For days, weeks, I owed myself to write a paper on Aroldis Chapman. After all I would be talking of the man, since the invention of the speedometer – that has thrown a baseball the hardest in MLB history. For the boy born in Cayo Mambí , north of Holguin, pitching balls at over 100 miles per hour is like having a coffee early in the morning .
No arm is stronger than his. Rivals … far from it. But one, there is always one, challenged him and almost cost him his life.
The power of a line drive out from the bat of the Venezuelan catcher Salvador Perez hit squarely in the face of Cuban , after he pitched a 99 miles per hour fastball, during the celebration , on Wednesday ,of a MLB preseason match.
The stadium fell silent. The flamethrower lefty collapsed. Players and medical staff rushed to the aid of the Cuban. At least he was conscious by the cries of pain emanating from his throat. The first few minutes were of real panic.
Some took their hands to the head, the other set their sights on the floor , there were shocked faces . Salvador Perez as a man who commits a crime by accident stepped into the dugout with tears in his eyes. Meanwhile, Chapman was lying with his face covered in blood and perhaps seeking an explanation of what had happened.
The gurney appeared; they stabilized him and took him off the field by ambulance. The public, like the gladiators of the Roman Coliseums, dismisses him with applause sense. There is no reason to play, managers and referees cancel the confrontation.
The news comes slowly. I ‘m not going to write about how intimidating the Holguin pitcher looks for the Cincinnati Reds when there are just three out to the end of the match, or the extensive debate surrounding his lack of control after arriving in the MLB at the end of 2011, or argue about 234 strikeouts in 135.1 innings over the past two seasons, also on that short interview we had in one of the tunnels of the Latinoamericano in early 2008.

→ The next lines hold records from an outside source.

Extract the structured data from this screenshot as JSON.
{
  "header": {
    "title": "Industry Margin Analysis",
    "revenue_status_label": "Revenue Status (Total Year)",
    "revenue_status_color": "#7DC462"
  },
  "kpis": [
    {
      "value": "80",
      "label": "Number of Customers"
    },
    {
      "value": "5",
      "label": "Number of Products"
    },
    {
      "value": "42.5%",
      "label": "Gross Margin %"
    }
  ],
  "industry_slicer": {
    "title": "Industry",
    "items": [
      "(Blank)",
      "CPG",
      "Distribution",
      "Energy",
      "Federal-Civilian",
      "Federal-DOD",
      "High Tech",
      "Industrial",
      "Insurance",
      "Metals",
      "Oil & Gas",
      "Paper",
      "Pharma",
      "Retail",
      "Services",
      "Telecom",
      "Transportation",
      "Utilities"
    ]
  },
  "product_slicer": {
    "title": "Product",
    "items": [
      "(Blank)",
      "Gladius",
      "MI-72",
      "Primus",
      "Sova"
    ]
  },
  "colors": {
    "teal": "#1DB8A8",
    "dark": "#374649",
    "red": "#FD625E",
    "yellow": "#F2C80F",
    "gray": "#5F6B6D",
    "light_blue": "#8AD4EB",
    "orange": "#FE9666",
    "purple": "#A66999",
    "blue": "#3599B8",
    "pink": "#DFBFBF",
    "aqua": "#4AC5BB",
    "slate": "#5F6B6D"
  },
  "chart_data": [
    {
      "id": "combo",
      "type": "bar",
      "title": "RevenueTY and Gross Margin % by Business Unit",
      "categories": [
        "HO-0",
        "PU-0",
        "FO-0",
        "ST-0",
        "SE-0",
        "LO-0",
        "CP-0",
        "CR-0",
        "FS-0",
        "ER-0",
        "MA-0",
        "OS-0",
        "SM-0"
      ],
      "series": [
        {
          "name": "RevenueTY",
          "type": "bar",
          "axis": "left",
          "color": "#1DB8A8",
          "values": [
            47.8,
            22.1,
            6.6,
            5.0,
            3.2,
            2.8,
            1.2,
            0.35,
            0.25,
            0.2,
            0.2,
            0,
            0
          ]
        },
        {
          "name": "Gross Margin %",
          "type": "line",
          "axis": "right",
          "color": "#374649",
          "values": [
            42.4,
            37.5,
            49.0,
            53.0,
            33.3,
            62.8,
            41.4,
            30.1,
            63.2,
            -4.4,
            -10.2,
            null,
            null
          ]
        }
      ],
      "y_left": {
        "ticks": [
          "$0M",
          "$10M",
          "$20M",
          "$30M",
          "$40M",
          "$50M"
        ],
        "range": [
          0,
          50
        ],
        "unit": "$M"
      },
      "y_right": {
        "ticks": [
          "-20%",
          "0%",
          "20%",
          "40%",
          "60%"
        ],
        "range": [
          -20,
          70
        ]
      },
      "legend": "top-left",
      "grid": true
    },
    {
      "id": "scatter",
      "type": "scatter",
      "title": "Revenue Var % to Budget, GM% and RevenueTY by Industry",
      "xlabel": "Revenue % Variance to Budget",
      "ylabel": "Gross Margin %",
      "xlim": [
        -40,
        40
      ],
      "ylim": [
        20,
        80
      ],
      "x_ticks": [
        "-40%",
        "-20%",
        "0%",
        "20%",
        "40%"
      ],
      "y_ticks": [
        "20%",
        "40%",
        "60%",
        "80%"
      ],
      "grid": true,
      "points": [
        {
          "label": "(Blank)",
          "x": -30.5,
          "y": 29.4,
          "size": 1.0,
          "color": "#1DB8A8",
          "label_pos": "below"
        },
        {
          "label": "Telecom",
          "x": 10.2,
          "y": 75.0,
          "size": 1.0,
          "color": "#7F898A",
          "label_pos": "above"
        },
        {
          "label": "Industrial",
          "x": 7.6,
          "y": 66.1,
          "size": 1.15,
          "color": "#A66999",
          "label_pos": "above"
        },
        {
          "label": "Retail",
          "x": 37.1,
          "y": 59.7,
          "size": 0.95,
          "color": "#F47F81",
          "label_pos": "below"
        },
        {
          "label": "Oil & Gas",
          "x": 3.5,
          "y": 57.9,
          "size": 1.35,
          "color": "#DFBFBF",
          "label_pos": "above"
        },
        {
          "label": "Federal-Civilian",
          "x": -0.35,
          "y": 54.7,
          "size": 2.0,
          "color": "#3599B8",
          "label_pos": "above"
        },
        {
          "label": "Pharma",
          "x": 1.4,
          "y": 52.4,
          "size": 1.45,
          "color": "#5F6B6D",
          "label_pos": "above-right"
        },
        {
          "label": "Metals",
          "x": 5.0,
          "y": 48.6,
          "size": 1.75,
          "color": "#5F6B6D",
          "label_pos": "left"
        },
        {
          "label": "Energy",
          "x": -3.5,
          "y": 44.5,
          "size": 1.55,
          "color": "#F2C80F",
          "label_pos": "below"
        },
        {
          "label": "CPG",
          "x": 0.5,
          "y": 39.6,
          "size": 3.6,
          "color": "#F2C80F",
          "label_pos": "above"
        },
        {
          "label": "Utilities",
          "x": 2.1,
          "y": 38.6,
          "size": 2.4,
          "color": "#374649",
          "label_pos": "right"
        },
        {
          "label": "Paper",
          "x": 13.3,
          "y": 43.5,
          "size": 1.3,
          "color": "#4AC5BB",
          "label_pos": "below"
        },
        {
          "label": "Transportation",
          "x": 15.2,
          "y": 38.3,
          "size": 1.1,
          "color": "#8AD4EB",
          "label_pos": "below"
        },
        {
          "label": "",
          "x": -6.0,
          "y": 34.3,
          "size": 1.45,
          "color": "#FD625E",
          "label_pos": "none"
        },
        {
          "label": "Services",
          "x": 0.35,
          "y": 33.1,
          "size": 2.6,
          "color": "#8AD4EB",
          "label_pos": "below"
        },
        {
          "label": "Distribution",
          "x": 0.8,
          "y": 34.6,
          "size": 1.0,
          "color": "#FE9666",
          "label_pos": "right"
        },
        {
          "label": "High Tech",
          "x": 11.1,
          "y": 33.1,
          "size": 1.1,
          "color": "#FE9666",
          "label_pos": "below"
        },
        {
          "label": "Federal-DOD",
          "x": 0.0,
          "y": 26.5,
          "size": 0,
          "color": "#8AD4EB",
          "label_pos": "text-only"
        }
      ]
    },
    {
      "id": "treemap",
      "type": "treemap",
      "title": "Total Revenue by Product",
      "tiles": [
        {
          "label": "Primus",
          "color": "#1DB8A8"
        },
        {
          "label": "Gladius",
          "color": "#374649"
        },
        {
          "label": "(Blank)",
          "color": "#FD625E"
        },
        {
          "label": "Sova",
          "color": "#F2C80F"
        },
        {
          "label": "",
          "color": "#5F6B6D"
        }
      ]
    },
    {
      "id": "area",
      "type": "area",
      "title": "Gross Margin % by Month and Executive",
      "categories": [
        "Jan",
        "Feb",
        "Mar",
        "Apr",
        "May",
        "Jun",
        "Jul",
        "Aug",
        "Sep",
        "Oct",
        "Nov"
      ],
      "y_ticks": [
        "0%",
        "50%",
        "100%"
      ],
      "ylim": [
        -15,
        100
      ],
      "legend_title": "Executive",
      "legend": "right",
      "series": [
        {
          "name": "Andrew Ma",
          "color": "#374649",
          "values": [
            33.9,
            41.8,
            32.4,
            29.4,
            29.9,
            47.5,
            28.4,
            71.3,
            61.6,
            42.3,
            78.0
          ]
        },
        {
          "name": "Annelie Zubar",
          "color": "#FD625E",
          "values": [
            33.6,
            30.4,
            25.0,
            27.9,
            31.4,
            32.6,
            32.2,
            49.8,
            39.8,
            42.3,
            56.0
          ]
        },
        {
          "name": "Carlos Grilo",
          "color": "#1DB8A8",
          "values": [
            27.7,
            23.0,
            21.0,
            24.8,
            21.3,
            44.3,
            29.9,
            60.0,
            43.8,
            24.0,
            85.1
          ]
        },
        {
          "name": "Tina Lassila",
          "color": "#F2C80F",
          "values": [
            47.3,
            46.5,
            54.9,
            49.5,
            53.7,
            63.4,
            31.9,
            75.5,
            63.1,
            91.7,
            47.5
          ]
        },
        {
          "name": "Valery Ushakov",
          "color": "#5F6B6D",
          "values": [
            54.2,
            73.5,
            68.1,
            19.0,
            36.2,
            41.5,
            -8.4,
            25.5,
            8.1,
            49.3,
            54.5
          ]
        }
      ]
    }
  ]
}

All that will be left for another occasion. Finally the first reviews or news about the results of the first tests appear. He got a broken nose and the top of the left eye. Almost nothing ehh !

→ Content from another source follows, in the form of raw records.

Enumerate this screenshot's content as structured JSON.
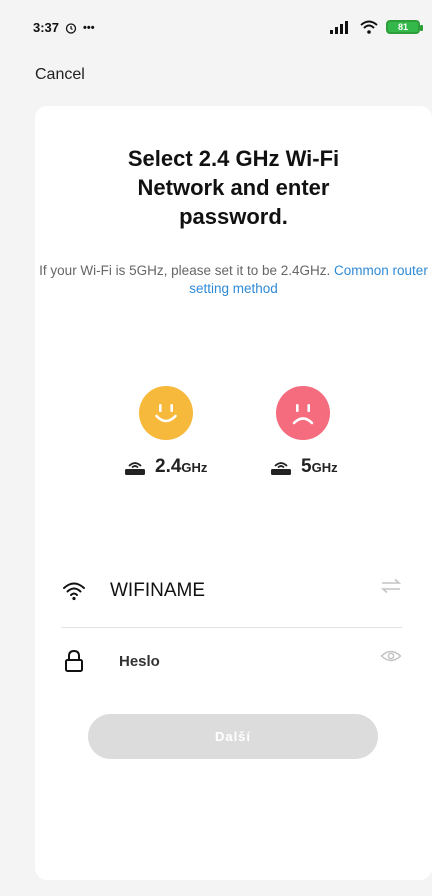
{
  "status_bar": {
    "time": "3:37",
    "overflow_dots": "•••",
    "battery_level": "81"
  },
  "header": {
    "cancel_label": "Cancel"
  },
  "card": {
    "title_line1": "Select 2.4 GHz Wi-Fi",
    "title_line2": "Network and enter",
    "title_line3": "password.",
    "hint_text": "If your Wi-Fi is 5GHz, please set it to be 2.4GHz.",
    "hint_link": "Common router setting method",
    "band_24": {
      "number": "2.4",
      "unit": "GHz"
    },
    "band_5": {
      "number": "5",
      "unit": "GHz"
    },
    "wifi_name": "WIFINAME",
    "password_placeholder": "Heslo",
    "next_button_label": "Další"
  },
  "colors": {
    "happy_face": "#f6b93b",
    "sad_face": "#f46c7e",
    "link": "#2f8ad6",
    "button_disabled": "#dcdcdc",
    "battery": "#35b84a"
  },
  "icons": [
    "wifi-icon",
    "lock-icon",
    "swap-icon",
    "eye-icon",
    "router-icon",
    "signal-icon",
    "alarm-icon"
  ]
}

The surgery to repair the damaged areas was announced. It is early Thursday morning. Advancement other tasks, just wait. But in my mind the memory of the people on the mound with Chapman lying on the floor will not fade. I should have written it weeks ago, I keep telling me all the time, but it’s late.
The tension is reduced; various publications report the success of the surgical procedure. Now the iron arm man also has a metal plate permanently inserted into the damaged area. Evolution is good. Brayan Peña, another Cuban in the majors and teammate argues that Aroldis jokes and speaks confidently from a hospital bed in Phoenix, Arizona. Cuban as he is, even at bad times he is cracking jokes.
Tim Kremchek, Cincinnati’s doctor announces that in six to eight weeks, the man will be on the mound again. He speaks of how luck Aroldis was because the ball didn’t hit one of the sides of his head, areas much more vulnerable to concussions.
Meanwhile Chapman is recovering and Salvador Perez also ; journalists write several pages about whether MLB pitchers must use an attachment on their heads to prevent such accidents .
As I am not a judge and my judgment won’t be heard, I prefer to think that Aroldis Chapman just saved the biggest game of his career. No ninth inning of the seventh game of the World Series, will have greater significance than the sixth chapter of the clash between Cincinnati and Kansas City had on the night of March 19, 2014.
With men on bases at the time of the incident, Chapman- unintentionally – moved the necessary centimeters to preserve the game that nobody wants to lose: life